Domestic financial system remains resilient
The Malaysian financial system remains resilient despite global uncertainties over policy adjustments in the major economies. The domestic banking system remains well-capitalised, with ample liquidity to support the financing needs of businesses and households.
As businesses and households continue to adjust to the challenging economic outlook and higher cost of living, these financial buffers will support the resilience of the financial institutions. Going forward, external events will continue to weigh heavily on the volatility of the domestic financial markets.
These include increased uncertainty over political developments and growth in the major economies as well as volatile commodity prices. Domestic financial system stability is nonetheless expected to be preserved given the loss absorption capacity of financial institutions supported by strong capital and liquidity buffers.
Financial institutions remained well-capitalised. The combined capital buffers of banks, insurers and takaful operators stood at RM172.5 billion. Banks maintained a high level and quality of capitalization.
This is reflected in the high common equity tier-1, tier-1 and total capital ratios of banks which stood at 13.1%, 14.0% and 16.5%, respectively (3Q 2016: 13.3%, 14.2% and 16.7%, respectively). Similarly, the capital adequacy ratio for the insurance and takaful sectors remained high at 243.8% (3Q 2016: 226.3%).
Domestic demand will remain the key driver of growth
Going forward, the global economy is expected to improve but remain on a moderate growth path.
While there are indications of more sustained growth in the major economies in 2017, downside risks to global growth continue to prevail, arising from the volatility in commodity prices, policy uncertainties and growth prospects of the major developed economies, heightened risk aversions in the global financial markets as well as geopolitical developments.
While the external environment may continue to remain challenging, the Malaysian economy will experience sustained growth with the primary driver being domestic demand.
Private consumption is anticipated to remain supported by wage and employment growth, with additional impetus coming from announced Government measures to support disposable income of households.

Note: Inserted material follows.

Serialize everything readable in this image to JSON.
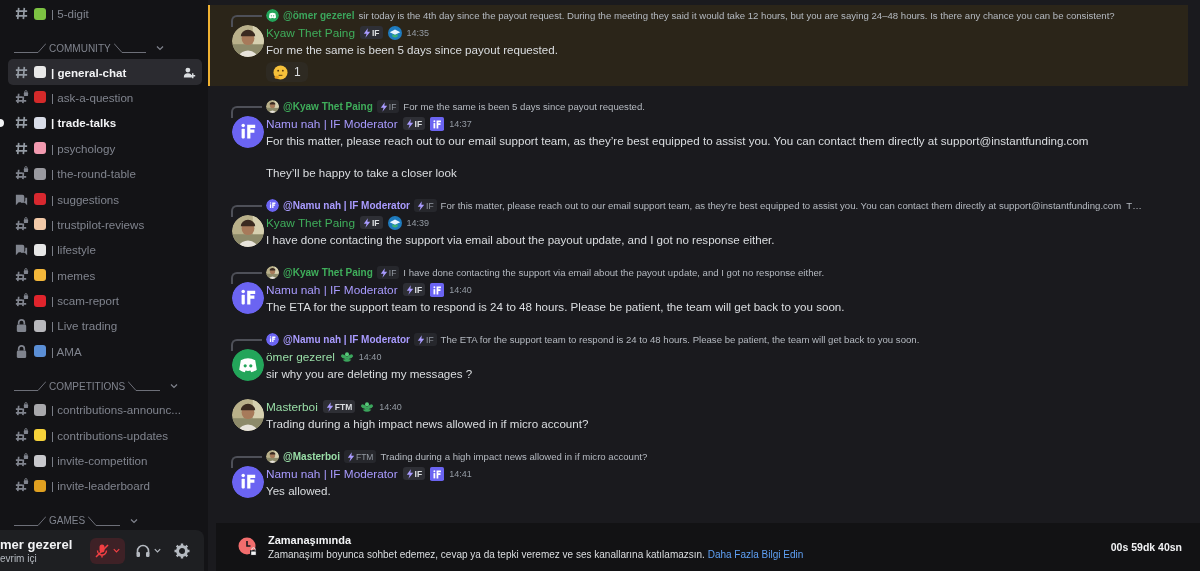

Investment activity will continue to be anchored by the on-going implementation of infrastructure projects and capital spending in the manufacturing and services sectors.